* DATA FOR THE TASK *
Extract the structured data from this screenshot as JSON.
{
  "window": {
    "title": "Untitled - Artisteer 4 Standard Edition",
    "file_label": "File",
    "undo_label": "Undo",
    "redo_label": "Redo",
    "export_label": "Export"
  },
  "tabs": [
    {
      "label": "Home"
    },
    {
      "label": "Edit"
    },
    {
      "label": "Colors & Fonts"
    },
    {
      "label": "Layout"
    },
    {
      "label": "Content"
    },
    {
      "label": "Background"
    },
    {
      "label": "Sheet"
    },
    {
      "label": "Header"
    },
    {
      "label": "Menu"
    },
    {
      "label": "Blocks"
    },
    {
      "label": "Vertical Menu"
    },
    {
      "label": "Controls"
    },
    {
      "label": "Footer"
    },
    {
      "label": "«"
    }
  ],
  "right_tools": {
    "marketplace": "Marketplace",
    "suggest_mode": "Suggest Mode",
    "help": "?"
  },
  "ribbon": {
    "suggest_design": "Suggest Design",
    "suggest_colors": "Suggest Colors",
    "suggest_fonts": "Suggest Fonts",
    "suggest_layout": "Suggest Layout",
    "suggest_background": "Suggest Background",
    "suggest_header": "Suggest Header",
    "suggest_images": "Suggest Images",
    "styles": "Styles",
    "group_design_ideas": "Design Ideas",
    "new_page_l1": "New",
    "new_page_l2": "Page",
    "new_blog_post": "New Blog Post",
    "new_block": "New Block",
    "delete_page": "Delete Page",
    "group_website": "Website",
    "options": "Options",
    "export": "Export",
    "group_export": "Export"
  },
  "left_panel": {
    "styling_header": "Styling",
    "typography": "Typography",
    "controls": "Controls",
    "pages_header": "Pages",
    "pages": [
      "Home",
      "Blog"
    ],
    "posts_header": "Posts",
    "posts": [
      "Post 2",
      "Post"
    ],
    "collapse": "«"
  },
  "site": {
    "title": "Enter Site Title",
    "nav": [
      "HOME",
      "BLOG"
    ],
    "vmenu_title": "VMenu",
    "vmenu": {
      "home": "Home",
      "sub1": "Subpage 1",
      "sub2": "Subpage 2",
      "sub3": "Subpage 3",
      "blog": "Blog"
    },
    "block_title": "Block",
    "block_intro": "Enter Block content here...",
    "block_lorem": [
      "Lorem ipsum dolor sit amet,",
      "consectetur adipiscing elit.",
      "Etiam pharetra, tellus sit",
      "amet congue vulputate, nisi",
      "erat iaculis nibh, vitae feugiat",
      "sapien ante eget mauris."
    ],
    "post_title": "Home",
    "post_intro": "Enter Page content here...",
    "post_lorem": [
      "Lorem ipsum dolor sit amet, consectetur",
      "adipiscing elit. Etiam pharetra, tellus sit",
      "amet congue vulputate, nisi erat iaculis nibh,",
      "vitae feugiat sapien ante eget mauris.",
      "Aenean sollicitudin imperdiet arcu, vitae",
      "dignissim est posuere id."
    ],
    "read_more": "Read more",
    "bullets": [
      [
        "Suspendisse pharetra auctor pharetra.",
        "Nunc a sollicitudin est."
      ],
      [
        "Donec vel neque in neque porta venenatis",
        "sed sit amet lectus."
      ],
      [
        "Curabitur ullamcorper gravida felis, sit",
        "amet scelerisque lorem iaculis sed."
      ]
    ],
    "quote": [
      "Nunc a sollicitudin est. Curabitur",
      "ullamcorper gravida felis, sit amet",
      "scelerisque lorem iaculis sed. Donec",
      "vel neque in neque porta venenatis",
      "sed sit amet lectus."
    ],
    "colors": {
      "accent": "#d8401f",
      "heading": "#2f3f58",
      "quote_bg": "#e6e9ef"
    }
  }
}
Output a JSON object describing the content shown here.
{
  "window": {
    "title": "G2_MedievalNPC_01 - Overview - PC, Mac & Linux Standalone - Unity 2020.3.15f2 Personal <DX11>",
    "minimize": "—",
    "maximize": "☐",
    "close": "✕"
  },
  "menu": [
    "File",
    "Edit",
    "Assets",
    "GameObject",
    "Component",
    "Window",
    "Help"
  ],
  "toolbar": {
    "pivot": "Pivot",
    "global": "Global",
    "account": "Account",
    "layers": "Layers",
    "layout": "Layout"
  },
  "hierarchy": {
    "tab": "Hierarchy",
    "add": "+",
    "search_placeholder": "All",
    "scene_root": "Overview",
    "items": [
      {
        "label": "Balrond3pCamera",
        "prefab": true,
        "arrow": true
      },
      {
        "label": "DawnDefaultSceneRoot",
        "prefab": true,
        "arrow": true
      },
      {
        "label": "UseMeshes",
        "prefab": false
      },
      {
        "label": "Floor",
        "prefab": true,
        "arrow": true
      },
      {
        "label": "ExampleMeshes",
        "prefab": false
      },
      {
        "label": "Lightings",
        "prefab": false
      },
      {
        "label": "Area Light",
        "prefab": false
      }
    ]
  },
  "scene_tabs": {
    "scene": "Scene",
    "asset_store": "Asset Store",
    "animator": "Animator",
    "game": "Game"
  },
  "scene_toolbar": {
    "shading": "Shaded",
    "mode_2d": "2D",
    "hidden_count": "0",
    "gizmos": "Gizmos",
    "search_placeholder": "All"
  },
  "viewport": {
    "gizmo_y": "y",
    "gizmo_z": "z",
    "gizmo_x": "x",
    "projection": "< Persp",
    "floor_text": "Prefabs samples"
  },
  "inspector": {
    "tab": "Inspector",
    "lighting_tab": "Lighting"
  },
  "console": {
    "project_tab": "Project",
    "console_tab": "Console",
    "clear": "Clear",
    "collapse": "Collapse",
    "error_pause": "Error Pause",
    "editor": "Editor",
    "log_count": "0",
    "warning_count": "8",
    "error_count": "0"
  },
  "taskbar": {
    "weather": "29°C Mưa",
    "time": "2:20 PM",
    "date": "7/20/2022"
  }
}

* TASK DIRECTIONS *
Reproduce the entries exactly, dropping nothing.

* COMPLETED EXERCISE *
Extract the structured data from this screenshot as JSON.
{
  "window": {
    "title": "Untitled - Artisteer 4 Standard Edition",
    "file_label": "File",
    "undo_label": "Undo",
    "redo_label": "Redo",
    "export_label": "Export"
  },
  "tabs": [
    {
      "label": "Home"
    },
    {
      "label": "Edit"
    },
    {
      "label": "Colors & Fonts"
    },
    {
      "label": "Layout"
    },
    {
      "label": "Content"
    },
    {
      "label": "Background"
    },
    {
      "label": "Sheet"
    },
    {
      "label": "Header"
    },
    {
      "label": "Menu"
    },
    {
      "label": "Blocks"
    },
    {
      "label": "Vertical Menu"
    },
    {
      "label": "Controls"
    },
    {
      "label": "Footer"
    },
    {
      "label": "«"
    }
  ],
  "right_tools": {
    "marketplace": "Marketplace",
    "suggest_mode": "Suggest Mode",
    "help": "?"
  },
  "ribbon": {
    "suggest_design": "Suggest Design",
    "suggest_colors": "Suggest Colors",
    "suggest_fonts": "Suggest Fonts",
    "suggest_layout": "Suggest Layout",
    "suggest_background": "Suggest Background",
    "suggest_header": "Suggest Header",
    "suggest_images": "Suggest Images",
    "styles": "Styles",
    "group_design_ideas": "Design Ideas",
    "new_page_l1": "New",
    "new_page_l2": "Page",
    "new_blog_post": "New Blog Post",
    "new_block": "New Block",
    "delete_page": "Delete Page",
    "group_website": "Website",
    "options": "Options",
    "export": "Export",
    "group_export": "Export"
  },
  "left_panel": {
    "styling_header": "Styling",
    "typography": "Typography",
    "controls": "Controls",
    "pages_header": "Pages",
    "pages": [
      "Home",
      "Blog"
    ],
    "posts_header": "Posts",
    "posts": [
      "Post 2",
      "Post"
    ],
    "collapse": "«"
  },
  "site": {
    "title": "Enter Site Title",
    "nav": [
      "HOME",
      "BLOG"
    ],
    "vmenu_title": "VMenu",
    "vmenu": {
      "home": "Home",
      "sub1": "Subpage 1",
      "sub2": "Subpage 2",
      "sub3": "Subpage 3",
      "blog": "Blog"
    },
    "block_title": "Block",
    "block_intro": "Enter Block content here...",
    "block_lorem": [
      "Lorem ipsum dolor sit amet,",
      "consectetur adipiscing elit.",
      "Etiam pharetra, tellus sit",
      "amet congue vulputate, nisi",
      "erat iaculis nibh, vitae feugiat",
      "sapien ante eget mauris."
    ],
    "post_title": "Home",
    "post_intro": "Enter Page content here...",
    "post_lorem": [
      "Lorem ipsum dolor sit amet, consectetur",
      "adipiscing elit. Etiam pharetra, tellus sit",
      "amet congue vulputate, nisi erat iaculis nibh,",
      "vitae feugiat sapien ante eget mauris.",
      "Aenean sollicitudin imperdiet arcu, vitae",
      "dignissim est posuere id."
    ],
    "read_more": "Read more",
    "bullets": [
      [
        "Suspendisse pharetra auctor pharetra.",
        "Nunc a sollicitudin est."
      ],
      [
        "Donec vel neque in neque porta venenatis",
        "sed sit amet lectus."
      ],
      [
        "Curabitur ullamcorper gravida felis, sit",
        "amet scelerisque lorem iaculis sed."
      ]
    ],
    "quote": [
      "Nunc a sollicitudin est. Curabitur",
      "ullamcorper gravida felis, sit amet",
      "scelerisque lorem iaculis sed. Donec",
      "vel neque in neque porta venenatis",
      "sed sit amet lectus."
    ],
    "colors": {
      "accent": "#d8401f",
      "heading": "#2f3f58",
      "quote_bg": "#e6e9ef"
    }
  }
}
Output a JSON object describing the content shown here.
{
  "window": {
    "title": "G2_MedievalNPC_01 - Overview - PC, Mac & Linux Standalone - Unity 2020.3.15f2 Personal <DX11>",
    "minimize": "—",
    "maximize": "☐",
    "close": "✕"
  },
  "menu": [
    "File",
    "Edit",
    "Assets",
    "GameObject",
    "Component",
    "Window",
    "Help"
  ],
  "toolbar": {
    "pivot": "Pivot",
    "global": "Global",
    "account": "Account",
    "layers": "Layers",
    "layout": "Layout"
  },
  "hierarchy": {
    "tab": "Hierarchy",
    "add": "+",
    "search_placeholder": "All",
    "scene_root": "Overview",
    "items": [
      {
        "label": "Balrond3pCamera",
        "prefab": true,
        "arrow": true
      },
      {
        "label": "DawnDefaultSceneRoot",
        "prefab": true,
        "arrow": true
      },
      {
        "label": "UseMeshes",
        "prefab": false
      },
      {
        "label": "Floor",
        "prefab": true,
        "arrow": true
      },
      {
        "label": "ExampleMeshes",
        "prefab": false
      },
      {
        "label": "Lightings",
        "prefab": false
      },
      {
        "label": "Area Light",
        "prefab": false
      }
    ]
  },
  "scene_tabs": {
    "scene": "Scene",
    "asset_store": "Asset Store",
    "animator": "Animator",
    "game": "Game"
  },
  "scene_toolbar": {
    "shading": "Shaded",
    "mode_2d": "2D",
    "hidden_count": "0",
    "gizmos": "Gizmos",
    "search_placeholder": "All"
  },
  "viewport": {
    "gizmo_y": "y",
    "gizmo_z": "z",
    "gizmo_x": "x",
    "projection": "< Persp",
    "floor_text": "Prefabs samples"
  },
  "inspector": {
    "tab": "Inspector",
    "lighting_tab": "Lighting"
  },
  "console": {
    "project_tab": "Project",
    "console_tab": "Console",
    "clear": "Clear",
    "collapse": "Collapse",
    "error_pause": "Error Pause",
    "editor": "Editor",
    "log_count": "0",
    "warning_count": "8",
    "error_count": "0"
  },
  "taskbar": {
    "weather": "29°C Mưa",
    "time": "2:20 PM",
    "date": "7/20/2022"
  }
}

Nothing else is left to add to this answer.